It’s all around us – in the cinema, on television, in that innocent- looking book you picked up in the charity shop. Honestly, a person doesn’t know where to look. Mostly it’s of the frantic kind: the ripped-off clothes, the heaving bodies, up against the kitchen cabinet, the heavy breathing followed by loud groaning. (Filmmakers are so unimaginative.) I mean, please. Could we not just, as someone once said – I can’t remember who but it sounds like Dorothy Parker – skip from the foreplay to the cigarette?
I’ve written quite a lot of sex, as it happens. My first published book, written under a pseudonym, was for the Black Lace imprint. I submitted my first three chapters as a bit of a joke and was then shocked and faintly horrified when they commissioned me to write the whole book, with the condition I remove some of the sex. (I had thought there had to be some form of consummation on every other page.) But I have never written frantic sex. Frantic sex must be terribly hard to write without it sounding faintly ludicrous – hence, I suppose, the Bad Sex Award.
My novel The Unlikely Adventures of Claudia Faraday is all about sex, but there is only one graphic sex scene in it. It features a fifty-two year-old respectable mother of three discovering, as a result of an unexpected event, the joys of sex for the first time. It is set in 1920s Home Counties England at a time when Marie Stopes was writing about the clitoris, an organ of which Claudia and many like her had hitherto been unaware. The idea that sex did not necessarily mean lying back and thinking of England, and that it could be enjoyed for its own sake and not just for the purposes of procreation, was quite revolutionary. Newly awakened, Claudia is first shocked and then intrigued and then shocked at finding herself so intrigued by the unusual sexual behaviour that her recently-opened eyes realise is going on all around her.
An early reader of my manuscript said you cannot combine erotica with humour, but I disagree. Anyway sex is not always erotic, it is awkward and embarrassing and tedious and hilarious as often as not, but you don’t often see or read about that side of it. It can also be sexy and titivating and mind-blowing, and a fascinating insight into another person’s psyche, but you don’t read too much about that either. As for sex for the over fifties, well, who’d have thought a woman – and a man too of course – could still be sexually active in her dotage? I haven’t quite reached my dotage yet but I see no reason why a woman should not remain sexually active, given the opportunity of course and some physical capability, her whole life. But would you want to read about it?

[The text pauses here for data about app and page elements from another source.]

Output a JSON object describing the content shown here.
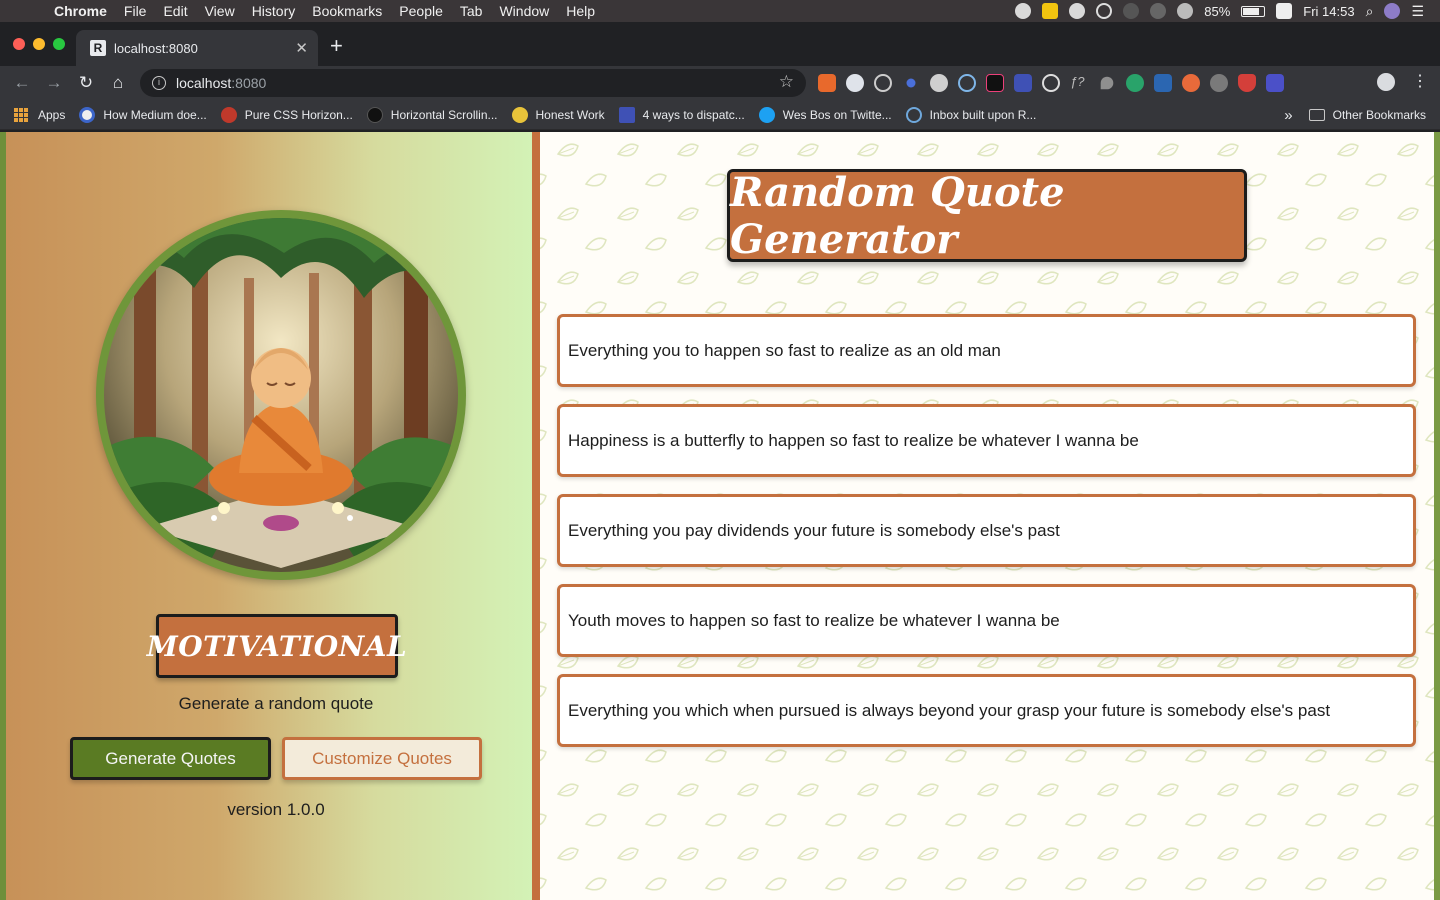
{
  "menubar": {
    "app_name": "Chrome",
    "menus": [
      "File",
      "Edit",
      "View",
      "History",
      "Bookmarks",
      "People",
      "Tab",
      "Window",
      "Help"
    ],
    "battery": "85%",
    "clock": "Fri 14:53"
  },
  "tab": {
    "title": "localhost:8080",
    "favicon_letter": "R"
  },
  "omnibox": {
    "host": "localhost",
    "port": ":8080"
  },
  "bookmarks": {
    "items": [
      "Apps",
      "How Medium doe...",
      "Pure CSS Horizon...",
      "Horizontal Scrollin...",
      "Honest Work",
      "4 ways to dispatc...",
      "Wes Bos on Twitte...",
      "Inbox built upon R..."
    ],
    "overflow": "»",
    "other": "Other Bookmarks"
  },
  "sidebar": {
    "brand": "MOTIVATIONAL",
    "tagline": "Generate a random quote",
    "generate_label": "Generate Quotes",
    "customize_label": "Customize Quotes",
    "version": "version 1.0.0"
  },
  "main": {
    "title": "Random Quote Generator",
    "quotes": [
      "Everything you to happen so fast to realize as an old man",
      "Happiness is a butterfly to happen so fast to realize be whatever I wanna be",
      "Everything you pay dividends your future is somebody else's past",
      "Youth moves to happen so fast to realize be whatever I wanna be",
      "Everything you which when pursued is always beyond your grasp your future is somebody else's past"
    ]
  },
  "colors": {
    "accent": "#c4703e",
    "green": "#5a7b23",
    "frame_green": "#6f963a"
  }
}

If writing about sex is challenging, marketing it is even trickier. A recent blog I wrote (on my website) attracted the attention only of escort agencies, dildo manufacturers and guides to brothels in Melbourne. I don’t think they read the blog itself, they just clocked ‘sex’ in the tags. That’s a shame, as there’s a lot of interesting stuff to be written about the subject that isn’t necessarily meant to be erotic, or pornographic (God forbid). It is an important part of people’s lives. It can make or break a marriage. It can, in the case of Claudia, transform her life. For the better of course.
The bottom line is sex attracts interest, yes, but not always the right kind of interest. Sex is almost invariably categorised as either porn or erotica (the latter just a more tasteful version of the former – discuss). Perhaps there’s room for another category though I can’t think what it might be called. ‘Sexual revolution’ sounds like a feminist tract; ‘Sex and the older woman’ could be construed as a manual; ‘Sexual awakening’ is more like it, but perhaps a little too specific?
Any ideas? All serious suggestions gratefully received.
A former actress, a scriptwriter, playscout, lyricist and co-founder of The Children’s Musical Theatre of London, Patsy now lives in London (after a spell in Australia). At the moment she’s spending most of her time writing and researching for book two of her family saga, Making Australia, which features her great great grandfather, pioneer farmer in remote 19th century New South Wales and founder of the stock and station agent Pitt, Son & Badgery.
Patsy also arranges theatre tours for visitors to London, and occasionally teaches and lectures on British theatre. Her hobby is rag rugging.